── EXTRACTED DATA ──

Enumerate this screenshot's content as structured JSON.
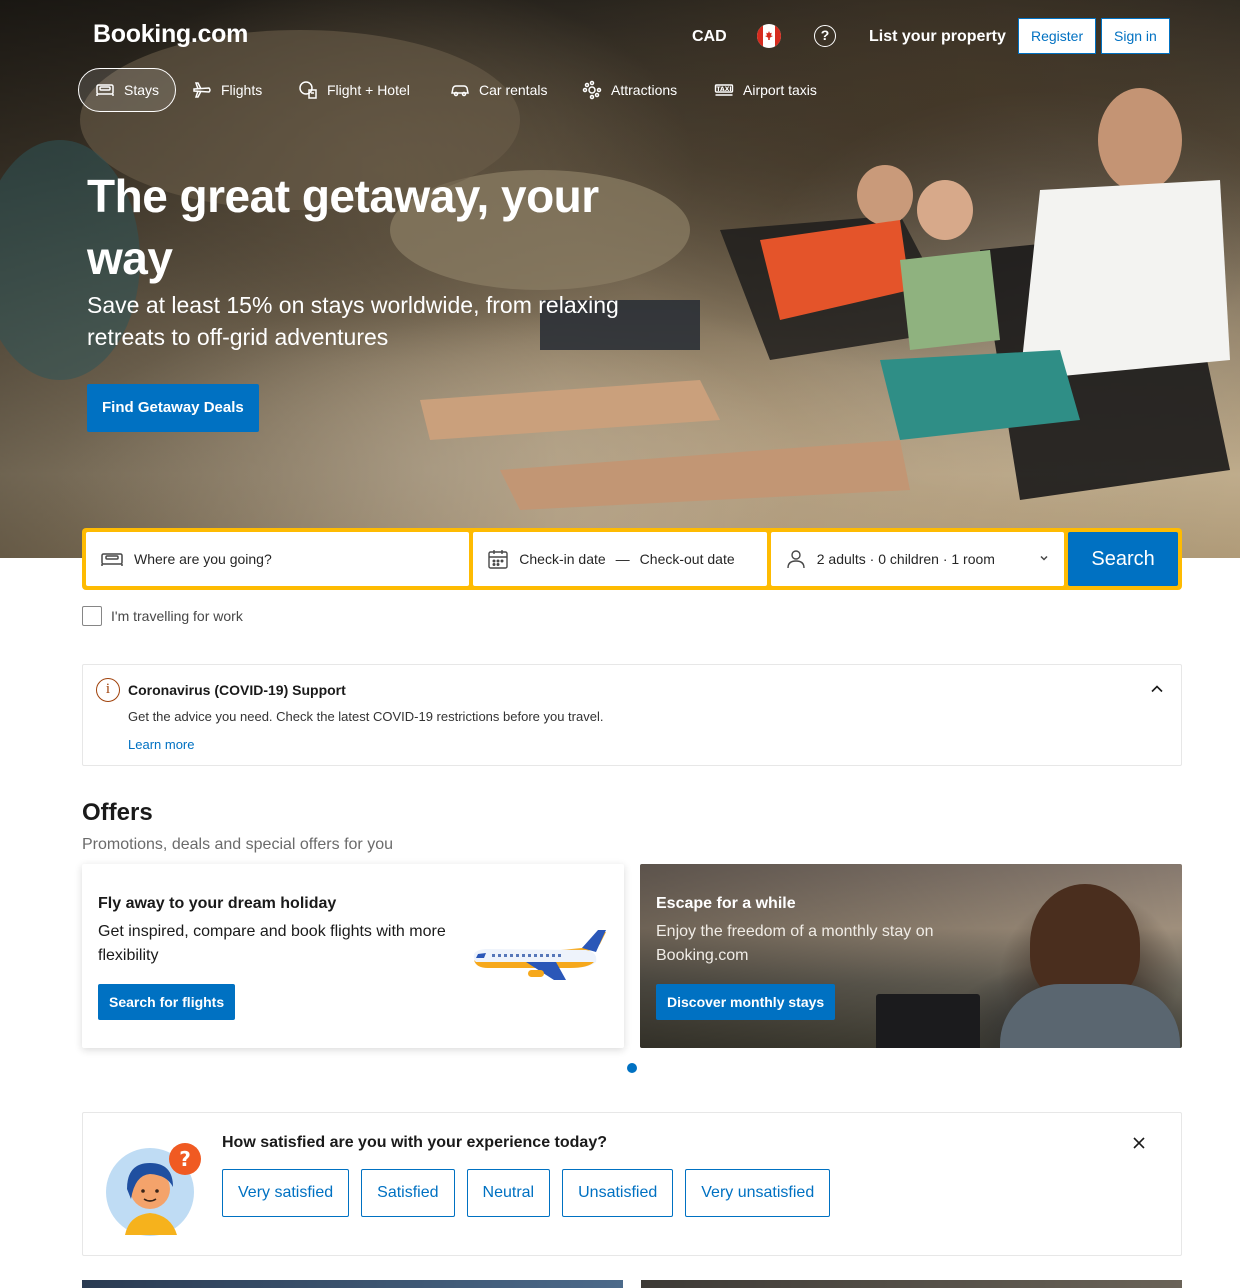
{
  "header": {
    "logo": "Booking.com",
    "currency": "CAD",
    "list_property": "List your property",
    "register": "Register",
    "sign_in": "Sign in"
  },
  "nav": {
    "items": [
      {
        "label": "Stays",
        "icon": "bed-icon",
        "active": true
      },
      {
        "label": "Flights",
        "icon": "plane-icon",
        "active": false
      },
      {
        "label": "Flight + Hotel",
        "icon": "flight-hotel-icon",
        "active": false
      },
      {
        "label": "Car rentals",
        "icon": "car-icon",
        "active": false
      },
      {
        "label": "Attractions",
        "icon": "attractions-icon",
        "active": false
      },
      {
        "label": "Airport taxis",
        "icon": "taxi-icon",
        "active": false
      }
    ]
  },
  "hero": {
    "title": "The great getaway, your way",
    "subtitle": "Save at least 15% on stays worldwide, from relaxing retreats to off-grid adventures",
    "cta": "Find Getaway Deals"
  },
  "search": {
    "destination_placeholder": "Where are you going?",
    "checkin": "Check-in date",
    "date_separator": "—",
    "checkout": "Check-out date",
    "guests": "2 adults · 0 children · 1 room",
    "button": "Search",
    "work_checkbox": "I'm travelling for work"
  },
  "covid": {
    "title": "Coronavirus (COVID-19) Support",
    "text": "Get the advice you need. Check the latest COVID-19 restrictions before you travel.",
    "link": "Learn more"
  },
  "offers": {
    "title": "Offers",
    "subtitle": "Promotions, deals and special offers for you",
    "cards": [
      {
        "heading": "Fly away to your dream holiday",
        "text": "Get inspired, compare and book flights with more flexibility",
        "button": "Search for flights"
      },
      {
        "heading": "Escape for a while",
        "text": "Enjoy the freedom of a monthly stay on Booking.com",
        "button": "Discover monthly stays"
      }
    ]
  },
  "survey": {
    "question": "How satisfied are you with your experience today?",
    "options": [
      "Very satisfied",
      "Satisfied",
      "Neutral",
      "Unsatisfied",
      "Very unsatisfied"
    ]
  },
  "colors": {
    "brand_blue": "#0071c2",
    "search_border": "#febb02",
    "covid_icon": "#a0420b"
  }
}
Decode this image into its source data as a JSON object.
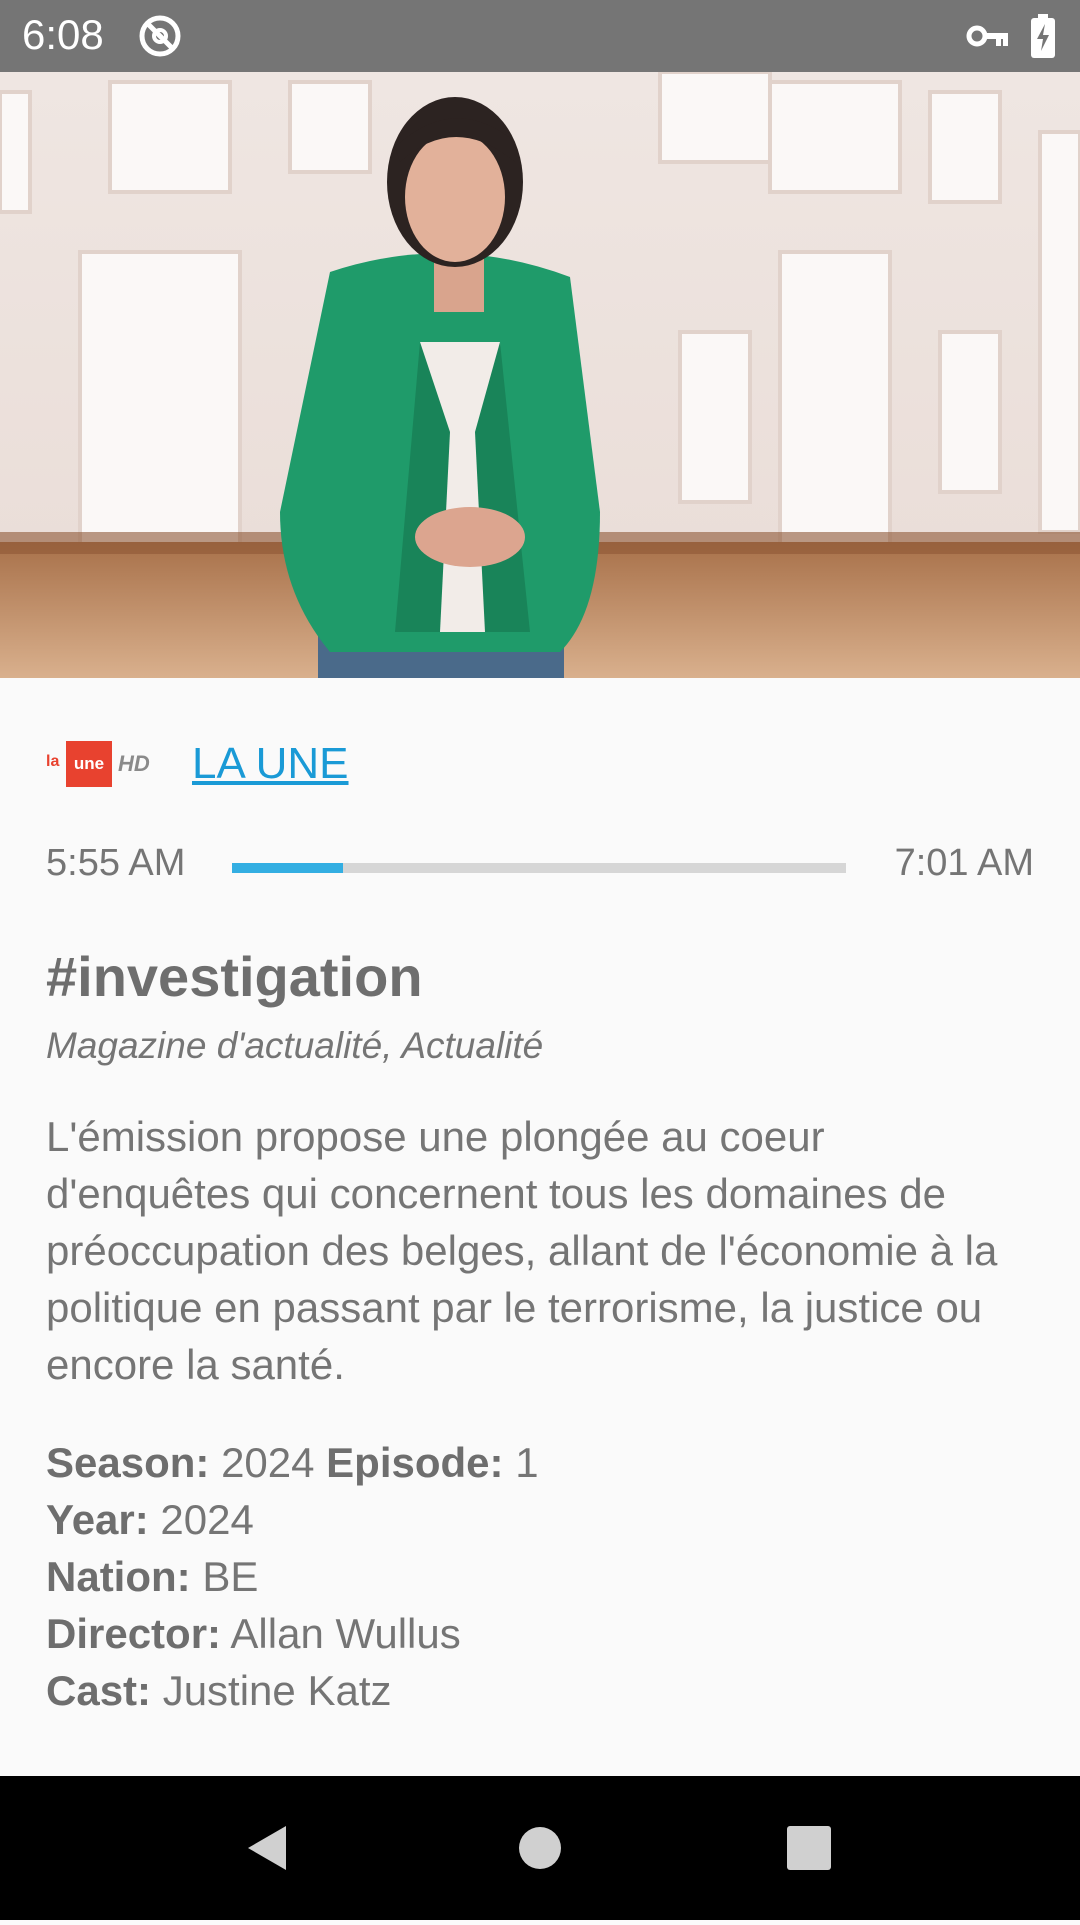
{
  "status_bar": {
    "time": "6:08",
    "icons": [
      "sync-circle-icon",
      "vpn-key-icon",
      "battery-charging-icon"
    ]
  },
  "hero": {
    "description_icon": "presenter-photo"
  },
  "channel": {
    "logo_text_small": "la",
    "logo_text_main": "une",
    "logo_hd": "HD",
    "name": "LA UNE"
  },
  "schedule": {
    "start": "5:55 AM",
    "end": "7:01 AM",
    "progress_fraction": 0.18,
    "accent_color": "#33aee2"
  },
  "program": {
    "title": "#investigation",
    "genre": "Magazine d'actualité, Actualité",
    "description": "L'émission propose une plongée au coeur d'enquêtes qui concernent tous les domaines de préoccupation des belges, allant de l'économie à la politique en passant par le terrorisme, la justice ou encore la santé."
  },
  "details": {
    "season_label": "Season:",
    "season_value": "2024",
    "episode_label": "Episode:",
    "episode_value": "1",
    "year_label": "Year:",
    "year_value": "2024",
    "nation_label": "Nation:",
    "nation_value": "BE",
    "director_label": "Director:",
    "director_value": "Allan Wullus",
    "cast_label": "Cast:",
    "cast_value": "Justine Katz"
  },
  "nav_bar": {
    "icons": [
      "back-icon",
      "home-icon",
      "recents-icon"
    ]
  }
}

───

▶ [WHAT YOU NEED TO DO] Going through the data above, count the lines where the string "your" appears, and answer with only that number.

▶ [OUTPUT FOR THIS TASK] 4